Future studies assessing BVH prevalence would benefit from physical examination and quantitative testing such as static and dynamic visual acuity assessments, which could be administered during a future round of the NHIS. Similar studies in countries outside the United States may additionally add greater insight into the global prevalence of this morbid condition.
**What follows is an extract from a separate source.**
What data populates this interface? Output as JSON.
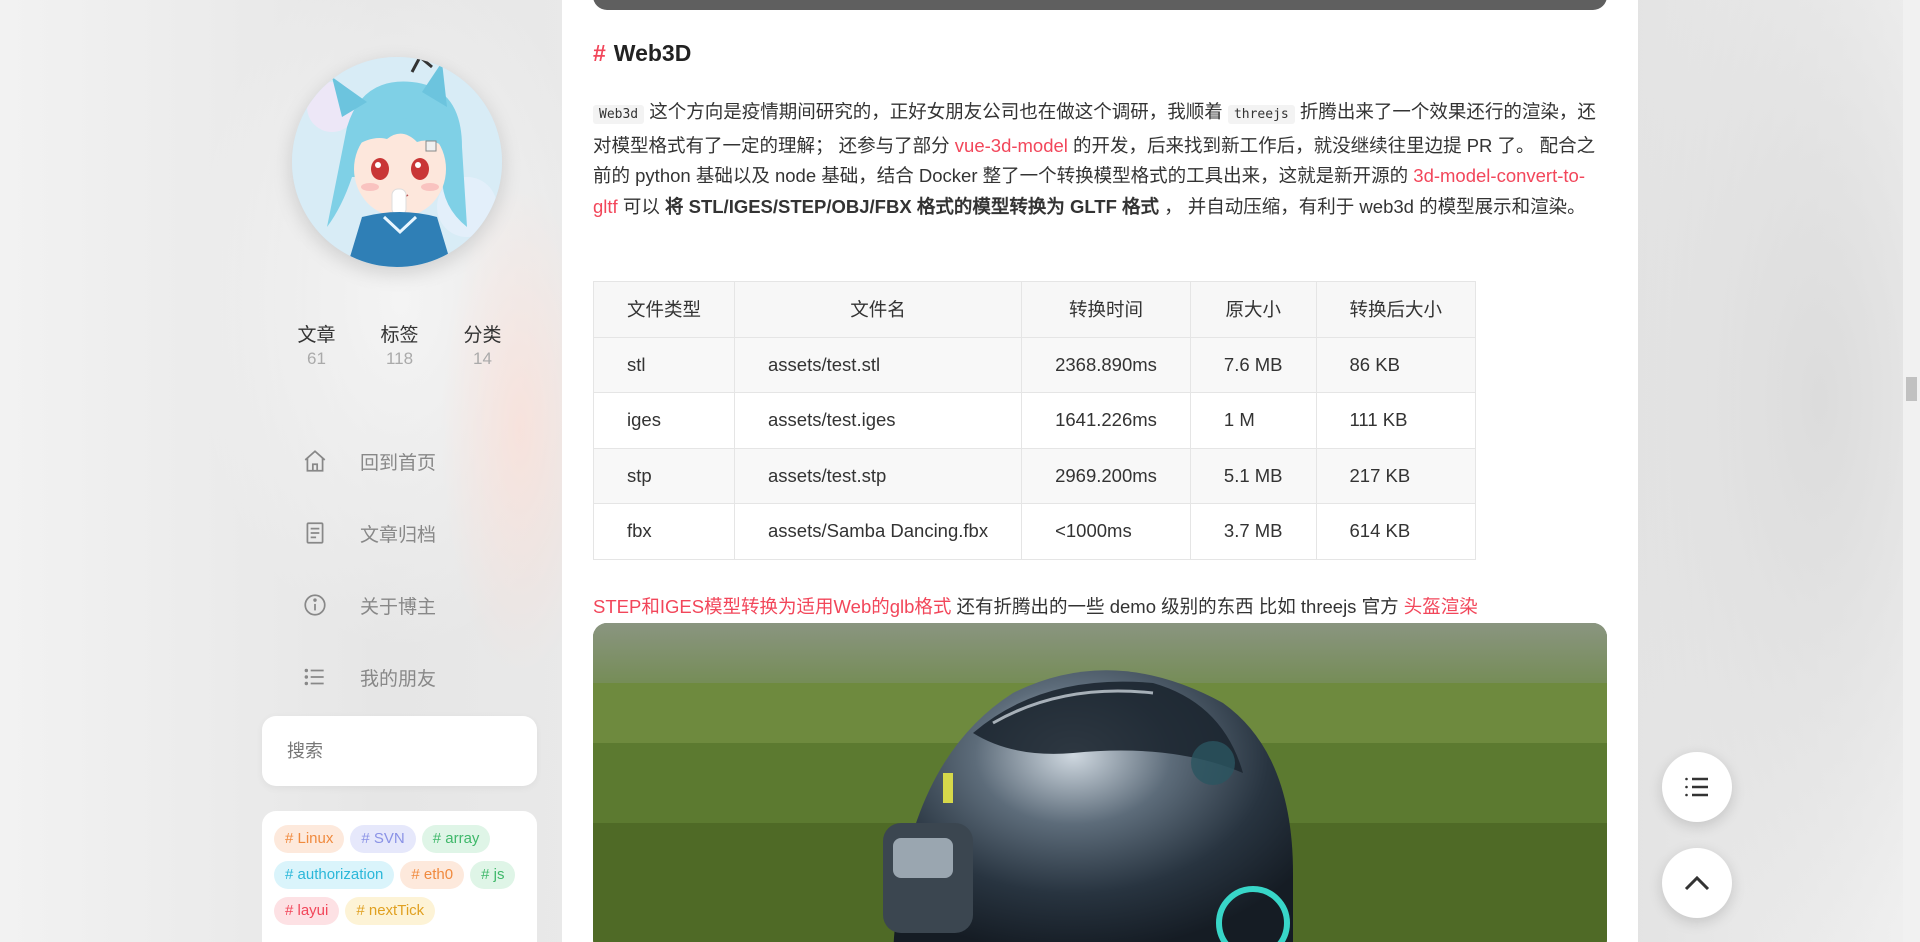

In addition, a universal consensus regarding a case definition of BVH is needed.
In conclusion, as estimated from self-reported symptoms obtained during a comprehensive interview about balance and vestibular dysfunction in a nationally representative survey of US adults, chronically symptomatic severe to profound bilateral loss of vestibular sensation affects many US adults, at prevalence estimates comparable to Ménière’s disease.8 Individuals reporting a constellation of symptoms consistent with BVH are at increased risk for falls and functional impairments.
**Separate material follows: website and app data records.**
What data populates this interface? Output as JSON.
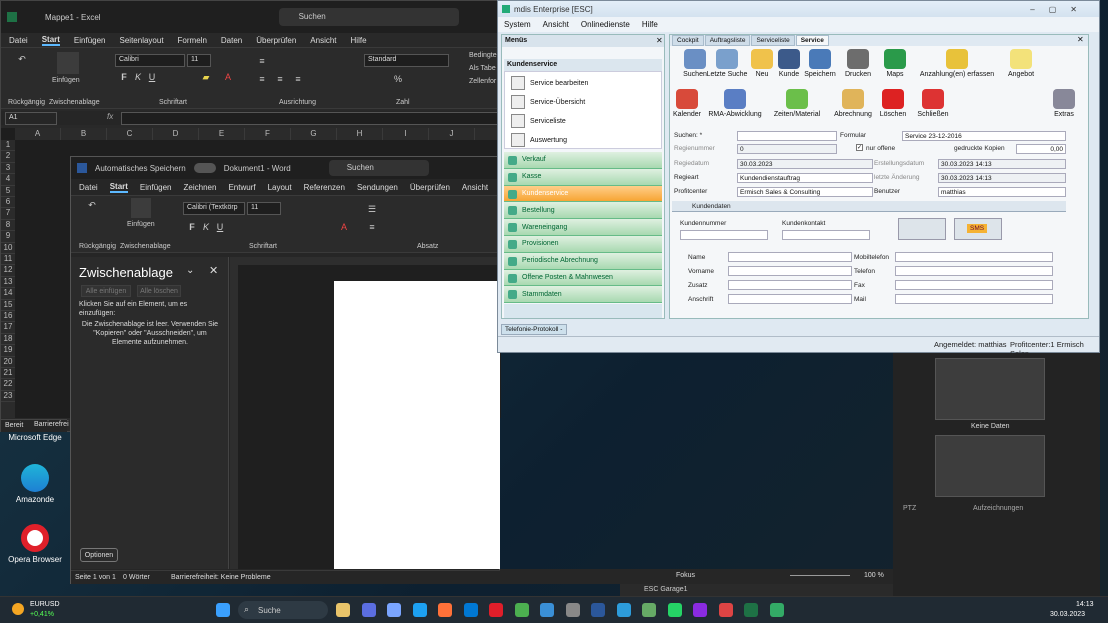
{
  "excel": {
    "title": "Mappe1 - Excel",
    "search": "Suchen",
    "tabs": [
      "Datei",
      "Start",
      "Einfügen",
      "Seitenlayout",
      "Formeln",
      "Daten",
      "Überprüfen",
      "Ansicht",
      "Hilfe"
    ],
    "font": "Calibri",
    "size": "11",
    "numformat": "Standard",
    "groups": [
      "Rückgängig",
      "Zwischenablage",
      "Schriftart",
      "Ausrichtung",
      "Zahl"
    ],
    "paste": "Einfügen",
    "styles": [
      "Bedingte",
      "Als Tabe",
      "Zellenfor"
    ],
    "namebox": "A1",
    "columns": [
      "A",
      "B",
      "C",
      "D",
      "E",
      "F",
      "G",
      "H",
      "I",
      "J"
    ],
    "rows": [
      "1",
      "2",
      "3",
      "4",
      "5",
      "6",
      "7",
      "8",
      "9",
      "10",
      "11",
      "12",
      "13",
      "14",
      "15",
      "16",
      "17",
      "18",
      "19",
      "20",
      "21",
      "22",
      "23"
    ],
    "status": "Bereit",
    "access": "Barrierefrei"
  },
  "word": {
    "autosave": "Automatisches Speichern",
    "title": "Dokument1 - Word",
    "search": "Suchen",
    "tabs": [
      "Datei",
      "Start",
      "Einfügen",
      "Zeichnen",
      "Entwurf",
      "Layout",
      "Referenzen",
      "Sendungen",
      "Überprüfen",
      "Ansicht",
      "Hilfe"
    ],
    "font": "Calibri (Textkörp",
    "size": "11",
    "paste": "Einfügen",
    "groups": [
      "Rückgängig",
      "Zwischenablage",
      "Schriftart",
      "Absatz"
    ],
    "clipboard_title": "Zwischenablage",
    "paste_all": "Alle einfügen",
    "clear_all": "Alle löschen",
    "clip_hint": "Klicken Sie auf ein Element, um es einzufügen:",
    "clip_empty": "Die Zwischenablage ist leer. Verwenden Sie \"Kopieren\" oder \"Ausschneiden\", um Elemente aufzunehmen.",
    "options": "Optionen",
    "page": "Seite 1 von 1",
    "words": "0 Wörter",
    "access": "Barrierefreiheit: Keine Probleme",
    "focus": "Fokus",
    "zoom": "100 %"
  },
  "mdis": {
    "title": "mdis Enterprise [ESC]",
    "menu": [
      "System",
      "Ansicht",
      "Onlinedienste",
      "Hilfe"
    ],
    "menus_label": "Menüs",
    "section": "Kundenservice",
    "tree": [
      "Service bearbeiten",
      "Service-Übersicht",
      "Serviceliste",
      "Auswertung"
    ],
    "nav": [
      "Verkauf",
      "Kasse",
      "Kundenservice",
      "Bestellung",
      "Wareneingang",
      "Provisionen",
      "Periodische Abrechnung",
      "Offene Posten & Mahnwesen",
      "Stammdaten"
    ],
    "nav_selected": 2,
    "tabs": [
      "Cockpit",
      "Auftragsliste",
      "Serviceliste",
      "Service"
    ],
    "tools_row1": [
      "Suchen",
      "Letzte Suche",
      "Neu",
      "Kunde",
      "Speichern",
      "Drucken",
      "Maps",
      "Anzahlung(en) erfassen",
      "Angebot"
    ],
    "tools_row2": [
      "Kalender",
      "RMA-Abwicklung",
      "Zeiten/Material",
      "Abrechnung",
      "Löschen",
      "Schließen",
      "Extras"
    ],
    "form": {
      "suchen": "Suchen: *",
      "regnum_l": "Regienummer",
      "regnum": "0",
      "regdatum_l": "Regiedatum",
      "regdatum": "30.03.2023",
      "regiart_l": "Regieart",
      "regiart": "Kundendienstauftrag",
      "profit_l": "Profitcenter",
      "profit": "Ermisch Sales & Consulting",
      "formular_l": "Formular",
      "formular": "Service 23-12-2016",
      "nur_offene": "nur offene",
      "kopien_l": "gedruckte Kopien",
      "kopien": "0,00",
      "erstell_l": "Erstellungsdatum",
      "erstell": "30.03.2023 14:13",
      "aender_l": "letzte Änderung",
      "aender": "30.03.2023 14:13",
      "benutzer_l": "Benutzer",
      "benutzer": "matthias",
      "kundendaten": "Kundendaten",
      "kundennr": "Kundennummer",
      "kundenkontakt": "Kundenkontakt",
      "sms": "SMS",
      "left_fields": [
        "Name",
        "Vorname",
        "Zusatz",
        "Anschrift"
      ],
      "right_fields": [
        "Mobiltelefon",
        "Telefon",
        "Fax",
        "Mail"
      ]
    },
    "footer_tab": "Telefonie-Protokoll -",
    "logged": "Angemeldet: matthias",
    "center": "Profitcenter:1 Ermisch Sales"
  },
  "cam": {
    "no_data": "Keine Daten",
    "ptz": "PTZ",
    "recordings": "Aufzeichnungen",
    "garage": "ESC Garage1"
  },
  "desktop": {
    "icons": [
      "Microsoft Edge",
      "Amazonde",
      "Opera Browser"
    ]
  },
  "taskbar": {
    "ticker": "EURUSD",
    "change": "+0,41%",
    "search": "Suche",
    "time": "14:13",
    "date": "30.03.2023"
  }
}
Submitted for Publication: March 6, 2013; final revision received April 10, 2013; accepted April 25, 2013.
Corresponding Author: Bryan K. Ward, MD, Johns Hopkins Outpatient Center, Department of Otolaryngology–Head and Neck Surgery, 601 N Caroline St, Sixth Floor, Baltimore, MD 21287 (email@example.com).
Author Contributions: Dr Ward and Mr Hoffman had full access to all the data in the study and take responsibility for the integrity of the data and the accuracy of the data analysis.
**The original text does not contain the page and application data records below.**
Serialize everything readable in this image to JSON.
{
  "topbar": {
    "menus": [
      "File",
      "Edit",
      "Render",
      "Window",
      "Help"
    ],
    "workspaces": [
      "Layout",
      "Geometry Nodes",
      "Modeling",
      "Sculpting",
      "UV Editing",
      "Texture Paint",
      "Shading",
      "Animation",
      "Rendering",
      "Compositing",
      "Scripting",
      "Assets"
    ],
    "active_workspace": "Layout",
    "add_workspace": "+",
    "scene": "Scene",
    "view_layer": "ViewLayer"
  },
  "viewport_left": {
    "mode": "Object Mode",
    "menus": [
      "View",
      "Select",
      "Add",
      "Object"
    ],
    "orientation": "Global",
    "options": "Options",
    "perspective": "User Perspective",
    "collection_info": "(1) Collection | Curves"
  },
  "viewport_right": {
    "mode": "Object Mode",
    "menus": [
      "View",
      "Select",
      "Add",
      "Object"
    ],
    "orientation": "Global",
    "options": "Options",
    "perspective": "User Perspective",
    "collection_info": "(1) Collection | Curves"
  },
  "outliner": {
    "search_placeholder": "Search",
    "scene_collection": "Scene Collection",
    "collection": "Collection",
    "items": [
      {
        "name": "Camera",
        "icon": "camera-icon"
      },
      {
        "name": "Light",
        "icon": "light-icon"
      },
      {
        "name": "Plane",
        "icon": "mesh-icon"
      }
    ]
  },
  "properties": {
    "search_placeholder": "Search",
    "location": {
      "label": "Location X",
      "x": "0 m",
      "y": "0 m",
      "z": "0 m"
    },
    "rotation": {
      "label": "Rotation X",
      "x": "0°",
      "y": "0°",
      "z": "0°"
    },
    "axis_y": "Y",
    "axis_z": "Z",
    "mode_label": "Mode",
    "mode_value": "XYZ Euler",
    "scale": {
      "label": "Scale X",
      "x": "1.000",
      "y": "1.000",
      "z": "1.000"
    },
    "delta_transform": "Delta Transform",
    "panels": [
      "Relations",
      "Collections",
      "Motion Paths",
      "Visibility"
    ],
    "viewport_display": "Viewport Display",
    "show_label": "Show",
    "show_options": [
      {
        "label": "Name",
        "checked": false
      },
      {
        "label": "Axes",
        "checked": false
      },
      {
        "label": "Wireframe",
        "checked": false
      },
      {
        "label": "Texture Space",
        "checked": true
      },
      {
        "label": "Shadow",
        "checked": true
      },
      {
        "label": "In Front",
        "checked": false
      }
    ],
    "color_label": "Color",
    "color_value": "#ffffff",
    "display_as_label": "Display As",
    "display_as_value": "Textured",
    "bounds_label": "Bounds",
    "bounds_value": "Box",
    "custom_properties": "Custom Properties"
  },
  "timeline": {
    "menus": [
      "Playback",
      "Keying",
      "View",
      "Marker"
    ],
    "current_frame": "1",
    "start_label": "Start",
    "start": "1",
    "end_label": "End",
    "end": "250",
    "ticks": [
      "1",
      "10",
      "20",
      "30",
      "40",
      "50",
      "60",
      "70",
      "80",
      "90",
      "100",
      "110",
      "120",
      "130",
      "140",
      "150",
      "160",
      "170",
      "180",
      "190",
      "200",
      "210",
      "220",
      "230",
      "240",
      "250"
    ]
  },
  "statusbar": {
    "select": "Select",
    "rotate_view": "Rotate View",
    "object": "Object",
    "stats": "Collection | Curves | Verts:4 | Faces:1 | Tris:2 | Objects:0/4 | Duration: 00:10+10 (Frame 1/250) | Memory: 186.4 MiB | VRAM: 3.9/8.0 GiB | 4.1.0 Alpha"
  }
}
Study concept and design: Ward, Hoffman, Carey, Della Santina.
Acquisition of data: Hoffman.
Analysis and interpretation of data: Ward, Agrawal, Hoffman, Carey, Della Santina.
Drafting of the manuscript: Ward, Hoffman.
Critical revision of the manuscript for important intellectual content: Ward, Agrawal, Hoffman, Carey, Della Santina.
Statistical analysis: Ward, Hoffman.
Obtained funding: Hoffman.
Administrative, technical, and material support: Hoffman, Carey.
Study supervision: Hoffman, Carey, Della Santina.
Conflict of Interest Disclosures: Dr Della Santina holds an equity interest in Labyrinth Devices LLC. The terms of this arrangement are being managed by the Johns Hopkins Office of Policy Coordination in accordance with Johns Hopkins University policies on potential conflicts of interest.
Funding/Support: During their work on this project, Dr Ward was supported by grant T32DC000027 from the National Institute on Deafness and Other Communication Disorders (NIDCD), and Dr Della Santina was supported by grants R01DC9255 and R01DC2390 from the NIDCD.
Disclaimer: Any analyses, interpretations, or conclusions reached by the authors are credited to the authors and not to the National Center for Health Statistics, which is responsible only for the initial data.
Additional Contributions: We appreciate the efforts of the staff at the National Center for Health Statistics with collaboration and funding from the NIDCD for completing the 2008 National Health Interview Survey Balance and Dizziness Supplement. Katalin Losonczy, NIDCD, assisted in verifying the results in Tables 3 and 4.